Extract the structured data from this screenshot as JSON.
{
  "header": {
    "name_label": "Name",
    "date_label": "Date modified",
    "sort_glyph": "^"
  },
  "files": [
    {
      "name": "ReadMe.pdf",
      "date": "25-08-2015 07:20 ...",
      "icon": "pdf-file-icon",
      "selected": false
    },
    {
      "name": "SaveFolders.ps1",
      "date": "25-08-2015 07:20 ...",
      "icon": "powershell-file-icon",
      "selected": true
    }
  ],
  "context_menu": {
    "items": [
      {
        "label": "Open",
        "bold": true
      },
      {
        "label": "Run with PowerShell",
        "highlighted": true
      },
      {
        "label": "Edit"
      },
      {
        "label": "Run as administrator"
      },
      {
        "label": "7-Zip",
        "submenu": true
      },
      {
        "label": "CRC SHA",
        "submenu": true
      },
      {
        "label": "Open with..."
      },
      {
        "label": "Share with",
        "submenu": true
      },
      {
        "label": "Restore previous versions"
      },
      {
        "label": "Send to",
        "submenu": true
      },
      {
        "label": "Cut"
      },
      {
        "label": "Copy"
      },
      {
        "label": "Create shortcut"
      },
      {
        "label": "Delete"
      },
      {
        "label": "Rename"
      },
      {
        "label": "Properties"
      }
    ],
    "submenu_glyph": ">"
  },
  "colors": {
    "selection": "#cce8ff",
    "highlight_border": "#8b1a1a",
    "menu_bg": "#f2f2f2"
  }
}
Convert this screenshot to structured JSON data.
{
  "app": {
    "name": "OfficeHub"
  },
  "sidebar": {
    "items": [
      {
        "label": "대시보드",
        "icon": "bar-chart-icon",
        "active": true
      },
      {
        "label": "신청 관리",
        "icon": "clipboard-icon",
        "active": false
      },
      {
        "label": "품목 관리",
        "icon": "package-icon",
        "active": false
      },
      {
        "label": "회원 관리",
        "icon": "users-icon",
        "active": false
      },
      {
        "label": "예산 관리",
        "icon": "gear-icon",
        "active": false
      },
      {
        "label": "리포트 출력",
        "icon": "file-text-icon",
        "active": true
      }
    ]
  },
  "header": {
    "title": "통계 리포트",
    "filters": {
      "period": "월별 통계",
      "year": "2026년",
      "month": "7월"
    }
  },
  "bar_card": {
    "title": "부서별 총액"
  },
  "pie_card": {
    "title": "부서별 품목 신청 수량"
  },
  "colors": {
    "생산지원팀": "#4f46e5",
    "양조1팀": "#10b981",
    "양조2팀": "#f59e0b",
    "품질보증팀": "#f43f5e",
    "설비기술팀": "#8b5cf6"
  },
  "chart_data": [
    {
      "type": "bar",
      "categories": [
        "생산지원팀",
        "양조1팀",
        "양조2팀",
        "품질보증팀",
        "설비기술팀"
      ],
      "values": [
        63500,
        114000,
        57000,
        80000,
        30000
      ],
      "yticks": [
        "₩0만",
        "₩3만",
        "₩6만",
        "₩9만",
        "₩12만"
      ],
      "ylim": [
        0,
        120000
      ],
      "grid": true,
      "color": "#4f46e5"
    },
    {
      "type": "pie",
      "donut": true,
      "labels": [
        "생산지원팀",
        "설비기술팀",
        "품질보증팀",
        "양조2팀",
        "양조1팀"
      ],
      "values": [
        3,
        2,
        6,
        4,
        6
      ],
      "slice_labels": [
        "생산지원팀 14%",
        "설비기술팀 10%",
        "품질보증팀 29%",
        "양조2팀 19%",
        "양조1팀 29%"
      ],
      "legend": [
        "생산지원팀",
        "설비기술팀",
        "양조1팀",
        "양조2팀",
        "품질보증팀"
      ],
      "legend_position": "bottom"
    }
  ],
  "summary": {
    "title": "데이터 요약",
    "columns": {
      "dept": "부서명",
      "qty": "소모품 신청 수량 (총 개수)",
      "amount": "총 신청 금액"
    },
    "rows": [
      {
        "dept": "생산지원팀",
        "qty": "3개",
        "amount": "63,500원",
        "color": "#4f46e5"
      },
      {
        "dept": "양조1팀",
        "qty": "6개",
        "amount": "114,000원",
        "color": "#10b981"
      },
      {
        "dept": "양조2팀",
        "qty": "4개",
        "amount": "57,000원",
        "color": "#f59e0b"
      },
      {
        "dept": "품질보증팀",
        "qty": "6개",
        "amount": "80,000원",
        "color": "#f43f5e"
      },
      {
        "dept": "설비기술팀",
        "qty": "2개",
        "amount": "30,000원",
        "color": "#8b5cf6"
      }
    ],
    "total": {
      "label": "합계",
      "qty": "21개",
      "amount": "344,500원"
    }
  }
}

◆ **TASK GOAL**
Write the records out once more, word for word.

◆ **SOLUTION BELOW**
Extract the structured data from this screenshot as JSON.
{
  "header": {
    "name_label": "Name",
    "date_label": "Date modified",
    "sort_glyph": "^"
  },
  "files": [
    {
      "name": "ReadMe.pdf",
      "date": "25-08-2015 07:20 ...",
      "icon": "pdf-file-icon",
      "selected": false
    },
    {
      "name": "SaveFolders.ps1",
      "date": "25-08-2015 07:20 ...",
      "icon": "powershell-file-icon",
      "selected": true
    }
  ],
  "context_menu": {
    "items": [
      {
        "label": "Open",
        "bold": true
      },
      {
        "label": "Run with PowerShell",
        "highlighted": true
      },
      {
        "label": "Edit"
      },
      {
        "label": "Run as administrator"
      },
      {
        "label": "7-Zip",
        "submenu": true
      },
      {
        "label": "CRC SHA",
        "submenu": true
      },
      {
        "label": "Open with..."
      },
      {
        "label": "Share with",
        "submenu": true
      },
      {
        "label": "Restore previous versions"
      },
      {
        "label": "Send to",
        "submenu": true
      },
      {
        "label": "Cut"
      },
      {
        "label": "Copy"
      },
      {
        "label": "Create shortcut"
      },
      {
        "label": "Delete"
      },
      {
        "label": "Rename"
      },
      {
        "label": "Properties"
      }
    ],
    "submenu_glyph": ">"
  },
  "colors": {
    "selection": "#cce8ff",
    "highlight_border": "#8b1a1a",
    "menu_bg": "#f2f2f2"
  }
}
Convert this screenshot to structured JSON data.
{
  "app": {
    "name": "OfficeHub"
  },
  "sidebar": {
    "items": [
      {
        "label": "대시보드",
        "icon": "bar-chart-icon",
        "active": true
      },
      {
        "label": "신청 관리",
        "icon": "clipboard-icon",
        "active": false
      },
      {
        "label": "품목 관리",
        "icon": "package-icon",
        "active": false
      },
      {
        "label": "회원 관리",
        "icon": "users-icon",
        "active": false
      },
      {
        "label": "예산 관리",
        "icon": "gear-icon",
        "active": false
      },
      {
        "label": "리포트 출력",
        "icon": "file-text-icon",
        "active": true
      }
    ]
  },
  "header": {
    "title": "통계 리포트",
    "filters": {
      "period": "월별 통계",
      "year": "2026년",
      "month": "7월"
    }
  },
  "bar_card": {
    "title": "부서별 총액"
  },
  "pie_card": {
    "title": "부서별 품목 신청 수량"
  },
  "colors": {
    "생산지원팀": "#4f46e5",
    "양조1팀": "#10b981",
    "양조2팀": "#f59e0b",
    "품질보증팀": "#f43f5e",
    "설비기술팀": "#8b5cf6"
  },
  "chart_data": [
    {
      "type": "bar",
      "categories": [
        "생산지원팀",
        "양조1팀",
        "양조2팀",
        "품질보증팀",
        "설비기술팀"
      ],
      "values": [
        63500,
        114000,
        57000,
        80000,
        30000
      ],
      "yticks": [
        "₩0만",
        "₩3만",
        "₩6만",
        "₩9만",
        "₩12만"
      ],
      "ylim": [
        0,
        120000
      ],
      "grid": true,
      "color": "#4f46e5"
    },
    {
      "type": "pie",
      "donut": true,
      "labels": [
        "생산지원팀",
        "설비기술팀",
        "품질보증팀",
        "양조2팀",
        "양조1팀"
      ],
      "values": [
        3,
        2,
        6,
        4,
        6
      ],
      "slice_labels": [
        "생산지원팀 14%",
        "설비기술팀 10%",
        "품질보증팀 29%",
        "양조2팀 19%",
        "양조1팀 29%"
      ],
      "legend": [
        "생산지원팀",
        "설비기술팀",
        "양조1팀",
        "양조2팀",
        "품질보증팀"
      ],
      "legend_position": "bottom"
    }
  ],
  "summary": {
    "title": "데이터 요약",
    "columns": {
      "dept": "부서명",
      "qty": "소모품 신청 수량 (총 개수)",
      "amount": "총 신청 금액"
    },
    "rows": [
      {
        "dept": "생산지원팀",
        "qty": "3개",
        "amount": "63,500원",
        "color": "#4f46e5"
      },
      {
        "dept": "양조1팀",
        "qty": "6개",
        "amount": "114,000원",
        "color": "#10b981"
      },
      {
        "dept": "양조2팀",
        "qty": "4개",
        "amount": "57,000원",
        "color": "#f59e0b"
      },
      {
        "dept": "품질보증팀",
        "qty": "6개",
        "amount": "80,000원",
        "color": "#f43f5e"
      },
      {
        "dept": "설비기술팀",
        "qty": "2개",
        "amount": "30,000원",
        "color": "#8b5cf6"
      }
    ],
    "total": {
      "label": "합계",
      "qty": "21개",
      "amount": "344,500원"
    }
  }
}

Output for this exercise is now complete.